§ Action item
An identical copy of all records below is to be written out.

§ Records provided

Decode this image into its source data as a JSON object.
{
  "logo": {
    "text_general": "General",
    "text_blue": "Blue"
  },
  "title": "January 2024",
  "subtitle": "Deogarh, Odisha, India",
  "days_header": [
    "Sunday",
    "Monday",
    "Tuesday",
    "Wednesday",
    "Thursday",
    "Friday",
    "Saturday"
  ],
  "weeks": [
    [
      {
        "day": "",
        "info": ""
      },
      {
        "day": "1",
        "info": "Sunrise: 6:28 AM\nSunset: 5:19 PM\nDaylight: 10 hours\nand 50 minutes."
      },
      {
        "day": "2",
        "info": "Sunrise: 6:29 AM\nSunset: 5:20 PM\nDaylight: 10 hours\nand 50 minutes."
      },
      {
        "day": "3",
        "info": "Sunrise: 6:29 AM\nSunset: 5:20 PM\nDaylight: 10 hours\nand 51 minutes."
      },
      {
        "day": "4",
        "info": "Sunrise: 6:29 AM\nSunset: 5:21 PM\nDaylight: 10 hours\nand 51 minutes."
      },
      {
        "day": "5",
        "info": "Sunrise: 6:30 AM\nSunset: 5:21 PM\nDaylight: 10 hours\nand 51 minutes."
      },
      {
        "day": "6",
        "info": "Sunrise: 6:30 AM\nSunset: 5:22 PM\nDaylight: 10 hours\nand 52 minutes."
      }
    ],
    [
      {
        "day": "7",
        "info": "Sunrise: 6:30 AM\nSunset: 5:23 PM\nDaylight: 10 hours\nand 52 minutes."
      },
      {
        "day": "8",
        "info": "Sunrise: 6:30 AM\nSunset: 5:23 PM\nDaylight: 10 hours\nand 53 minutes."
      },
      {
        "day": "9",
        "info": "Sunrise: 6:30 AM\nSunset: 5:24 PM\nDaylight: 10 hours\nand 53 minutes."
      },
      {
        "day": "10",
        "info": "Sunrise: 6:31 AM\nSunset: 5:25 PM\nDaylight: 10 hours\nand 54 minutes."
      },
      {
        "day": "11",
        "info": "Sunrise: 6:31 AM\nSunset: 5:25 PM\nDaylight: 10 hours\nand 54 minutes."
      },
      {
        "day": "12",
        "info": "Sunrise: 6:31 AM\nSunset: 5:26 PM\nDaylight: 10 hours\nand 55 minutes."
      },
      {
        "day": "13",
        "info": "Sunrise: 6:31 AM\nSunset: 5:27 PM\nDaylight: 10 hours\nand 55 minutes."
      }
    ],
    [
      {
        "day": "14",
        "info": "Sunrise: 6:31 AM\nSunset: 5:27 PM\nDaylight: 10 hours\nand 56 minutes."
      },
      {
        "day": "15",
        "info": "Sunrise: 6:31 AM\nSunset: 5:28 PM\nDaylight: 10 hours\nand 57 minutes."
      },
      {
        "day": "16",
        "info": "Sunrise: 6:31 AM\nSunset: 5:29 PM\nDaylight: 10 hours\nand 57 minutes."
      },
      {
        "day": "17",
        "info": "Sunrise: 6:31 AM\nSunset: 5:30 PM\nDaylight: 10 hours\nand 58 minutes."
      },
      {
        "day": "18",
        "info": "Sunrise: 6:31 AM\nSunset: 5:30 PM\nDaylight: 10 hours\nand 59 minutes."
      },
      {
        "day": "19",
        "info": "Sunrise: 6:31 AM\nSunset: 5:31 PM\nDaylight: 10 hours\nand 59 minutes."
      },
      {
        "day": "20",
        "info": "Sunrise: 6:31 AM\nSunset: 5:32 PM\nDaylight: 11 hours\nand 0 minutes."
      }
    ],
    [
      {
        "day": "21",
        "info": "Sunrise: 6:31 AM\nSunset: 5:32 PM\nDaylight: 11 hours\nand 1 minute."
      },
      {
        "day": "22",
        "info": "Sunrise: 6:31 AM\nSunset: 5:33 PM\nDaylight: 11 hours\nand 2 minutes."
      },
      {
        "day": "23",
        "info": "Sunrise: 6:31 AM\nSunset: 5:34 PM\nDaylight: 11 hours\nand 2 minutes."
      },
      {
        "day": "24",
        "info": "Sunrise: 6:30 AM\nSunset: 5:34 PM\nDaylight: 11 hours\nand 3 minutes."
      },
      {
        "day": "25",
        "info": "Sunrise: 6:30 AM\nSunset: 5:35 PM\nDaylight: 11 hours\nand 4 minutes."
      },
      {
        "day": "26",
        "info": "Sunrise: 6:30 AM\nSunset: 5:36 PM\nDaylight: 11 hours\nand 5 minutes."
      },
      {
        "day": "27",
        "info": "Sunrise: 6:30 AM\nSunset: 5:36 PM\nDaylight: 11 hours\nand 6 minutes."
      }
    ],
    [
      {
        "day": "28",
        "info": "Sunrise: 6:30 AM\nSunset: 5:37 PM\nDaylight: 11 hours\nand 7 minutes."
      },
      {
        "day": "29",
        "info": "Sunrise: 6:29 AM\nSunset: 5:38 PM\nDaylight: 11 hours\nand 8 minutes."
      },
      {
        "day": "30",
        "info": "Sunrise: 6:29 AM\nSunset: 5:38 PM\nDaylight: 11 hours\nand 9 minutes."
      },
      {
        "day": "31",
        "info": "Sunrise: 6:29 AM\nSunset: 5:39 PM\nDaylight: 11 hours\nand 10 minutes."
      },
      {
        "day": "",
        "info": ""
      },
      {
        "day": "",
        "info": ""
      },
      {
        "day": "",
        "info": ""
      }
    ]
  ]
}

§ Problem solution
Decode this image into its source data as a JSON object.
{
  "logo": {
    "text_general": "General",
    "text_blue": "Blue"
  },
  "title": "January 2024",
  "subtitle": "Deogarh, Odisha, India",
  "days_header": [
    "Sunday",
    "Monday",
    "Tuesday",
    "Wednesday",
    "Thursday",
    "Friday",
    "Saturday"
  ],
  "weeks": [
    [
      {
        "day": "",
        "info": ""
      },
      {
        "day": "1",
        "info": "Sunrise: 6:28 AM\nSunset: 5:19 PM\nDaylight: 10 hours\nand 50 minutes."
      },
      {
        "day": "2",
        "info": "Sunrise: 6:29 AM\nSunset: 5:20 PM\nDaylight: 10 hours\nand 50 minutes."
      },
      {
        "day": "3",
        "info": "Sunrise: 6:29 AM\nSunset: 5:20 PM\nDaylight: 10 hours\nand 51 minutes."
      },
      {
        "day": "4",
        "info": "Sunrise: 6:29 AM\nSunset: 5:21 PM\nDaylight: 10 hours\nand 51 minutes."
      },
      {
        "day": "5",
        "info": "Sunrise: 6:30 AM\nSunset: 5:21 PM\nDaylight: 10 hours\nand 51 minutes."
      },
      {
        "day": "6",
        "info": "Sunrise: 6:30 AM\nSunset: 5:22 PM\nDaylight: 10 hours\nand 52 minutes."
      }
    ],
    [
      {
        "day": "7",
        "info": "Sunrise: 6:30 AM\nSunset: 5:23 PM\nDaylight: 10 hours\nand 52 minutes."
      },
      {
        "day": "8",
        "info": "Sunrise: 6:30 AM\nSunset: 5:23 PM\nDaylight: 10 hours\nand 53 minutes."
      },
      {
        "day": "9",
        "info": "Sunrise: 6:30 AM\nSunset: 5:24 PM\nDaylight: 10 hours\nand 53 minutes."
      },
      {
        "day": "10",
        "info": "Sunrise: 6:31 AM\nSunset: 5:25 PM\nDaylight: 10 hours\nand 54 minutes."
      },
      {
        "day": "11",
        "info": "Sunrise: 6:31 AM\nSunset: 5:25 PM\nDaylight: 10 hours\nand 54 minutes."
      },
      {
        "day": "12",
        "info": "Sunrise: 6:31 AM\nSunset: 5:26 PM\nDaylight: 10 hours\nand 55 minutes."
      },
      {
        "day": "13",
        "info": "Sunrise: 6:31 AM\nSunset: 5:27 PM\nDaylight: 10 hours\nand 55 minutes."
      }
    ],
    [
      {
        "day": "14",
        "info": "Sunrise: 6:31 AM\nSunset: 5:27 PM\nDaylight: 10 hours\nand 56 minutes."
      },
      {
        "day": "15",
        "info": "Sunrise: 6:31 AM\nSunset: 5:28 PM\nDaylight: 10 hours\nand 57 minutes."
      },
      {
        "day": "16",
        "info": "Sunrise: 6:31 AM\nSunset: 5:29 PM\nDaylight: 10 hours\nand 57 minutes."
      },
      {
        "day": "17",
        "info": "Sunrise: 6:31 AM\nSunset: 5:30 PM\nDaylight: 10 hours\nand 58 minutes."
      },
      {
        "day": "18",
        "info": "Sunrise: 6:31 AM\nSunset: 5:30 PM\nDaylight: 10 hours\nand 59 minutes."
      },
      {
        "day": "19",
        "info": "Sunrise: 6:31 AM\nSunset: 5:31 PM\nDaylight: 10 hours\nand 59 minutes."
      },
      {
        "day": "20",
        "info": "Sunrise: 6:31 AM\nSunset: 5:32 PM\nDaylight: 11 hours\nand 0 minutes."
      }
    ],
    [
      {
        "day": "21",
        "info": "Sunrise: 6:31 AM\nSunset: 5:32 PM\nDaylight: 11 hours\nand 1 minute."
      },
      {
        "day": "22",
        "info": "Sunrise: 6:31 AM\nSunset: 5:33 PM\nDaylight: 11 hours\nand 2 minutes."
      },
      {
        "day": "23",
        "info": "Sunrise: 6:31 AM\nSunset: 5:34 PM\nDaylight: 11 hours\nand 2 minutes."
      },
      {
        "day": "24",
        "info": "Sunrise: 6:30 AM\nSunset: 5:34 PM\nDaylight: 11 hours\nand 3 minutes."
      },
      {
        "day": "25",
        "info": "Sunrise: 6:30 AM\nSunset: 5:35 PM\nDaylight: 11 hours\nand 4 minutes."
      },
      {
        "day": "26",
        "info": "Sunrise: 6:30 AM\nSunset: 5:36 PM\nDaylight: 11 hours\nand 5 minutes."
      },
      {
        "day": "27",
        "info": "Sunrise: 6:30 AM\nSunset: 5:36 PM\nDaylight: 11 hours\nand 6 minutes."
      }
    ],
    [
      {
        "day": "28",
        "info": "Sunrise: 6:30 AM\nSunset: 5:37 PM\nDaylight: 11 hours\nand 7 minutes."
      },
      {
        "day": "29",
        "info": "Sunrise: 6:29 AM\nSunset: 5:38 PM\nDaylight: 11 hours\nand 8 minutes."
      },
      {
        "day": "30",
        "info": "Sunrise: 6:29 AM\nSunset: 5:38 PM\nDaylight: 11 hours\nand 9 minutes."
      },
      {
        "day": "31",
        "info": "Sunrise: 6:29 AM\nSunset: 5:39 PM\nDaylight: 11 hours\nand 10 minutes."
      },
      {
        "day": "",
        "info": ""
      },
      {
        "day": "",
        "info": ""
      },
      {
        "day": "",
        "info": ""
      }
    ]
  ]
}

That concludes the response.